Lippincott published Harper Lee’s To Kill a Mockingbird. In its first year of publication, To Kill a Mockingbird created one of the most extraordinary records in publishing history. It was chosen by three book clubs: Reader’s Digest Condensed Books, the Literary Guild and Book-of-the-Month Club. It sold more than two and a half million copies that first year and went through fourteen printings. It was awarded the Pulitzer Prize in Letters on May 1, 1961. This book is still read by high school students throughout the United States. Although this is a fictitious novel, it bears great similarities to the events that occurred in the South during Lee’s childhood. However, research indicates that Harper Lee’s To Kill a Mockingbird is very similar to the actual Scottsboro Case in setting, character, and conflict.

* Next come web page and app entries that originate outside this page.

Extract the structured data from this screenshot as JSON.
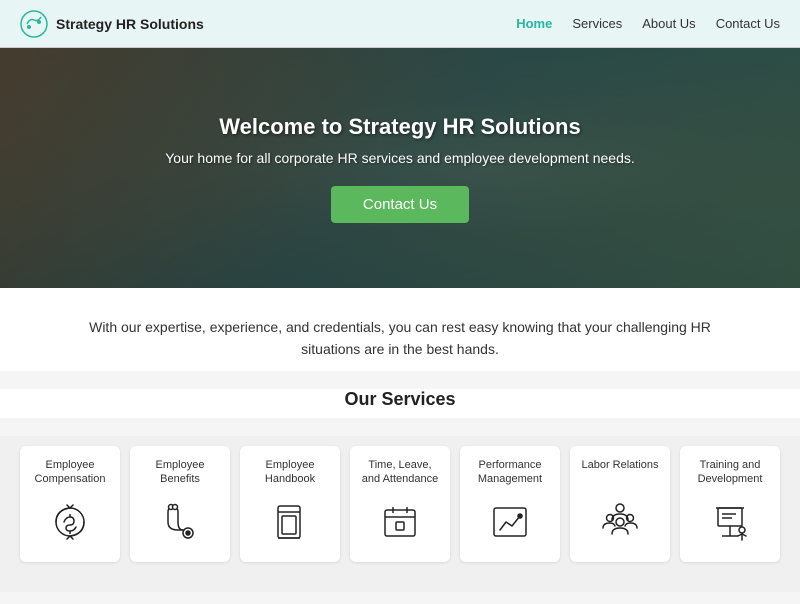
{
  "header": {
    "logo_text": "Strategy HR Solutions",
    "nav": [
      {
        "label": "Home",
        "active": true
      },
      {
        "label": "Services",
        "active": false
      },
      {
        "label": "About Us",
        "active": false
      },
      {
        "label": "Contact Us",
        "active": false
      }
    ]
  },
  "hero": {
    "title": "Welcome to Strategy HR Solutions",
    "subtitle": "Your home for all corporate HR services and employee development needs.",
    "cta_label": "Contact Us"
  },
  "tagline": {
    "text": "With our expertise, experience, and credentials, you can rest easy knowing that your challenging HR situations are in the best hands."
  },
  "services": {
    "section_title": "Our Services",
    "items": [
      {
        "label": "Employee Compensation",
        "icon": "money-cycle"
      },
      {
        "label": "Employee Benefits",
        "icon": "stethoscope"
      },
      {
        "label": "Employee Handbook",
        "icon": "book"
      },
      {
        "label": "Time, Leave, and Attendance",
        "icon": "calendar"
      },
      {
        "label": "Performance Management",
        "icon": "chart"
      },
      {
        "label": "Labor Relations",
        "icon": "people"
      },
      {
        "label": "Training and Development",
        "icon": "training"
      }
    ]
  },
  "colors": {
    "accent": "#2ab5a0",
    "cta_green": "#5cb85c",
    "nav_active": "#2ab5a0"
  }
}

The Scottsboro Trial and the trial of Tom Robinson are almost identical. The racism is obvious and is shown throughout both cases, which took place in 1930’s Alabama. The era in which both trials took place was one of hatred and ignorance. The idea that all white people were better than all blacks was a major part of both of these trials. A white person’s word was held to be the truth when it was challenged by someone whom was black. Both trials were perfect examples of how the people of Alabama were .
above the law and could do whatever they wanted to the black people and get away with it. In both trials lynch mobs were formed to threaten the black people who were accused. Judge Hornton tried many times to move the case to a different place so that a fair trial could take place and not be interrupted by the racist people. They were finally allowed to change the location of the trial even though the lynch mobs threatened to kill everyone who was involved in the case if it were to be moved.
Several groups of white and black men rode the trains in the thirties for transportation.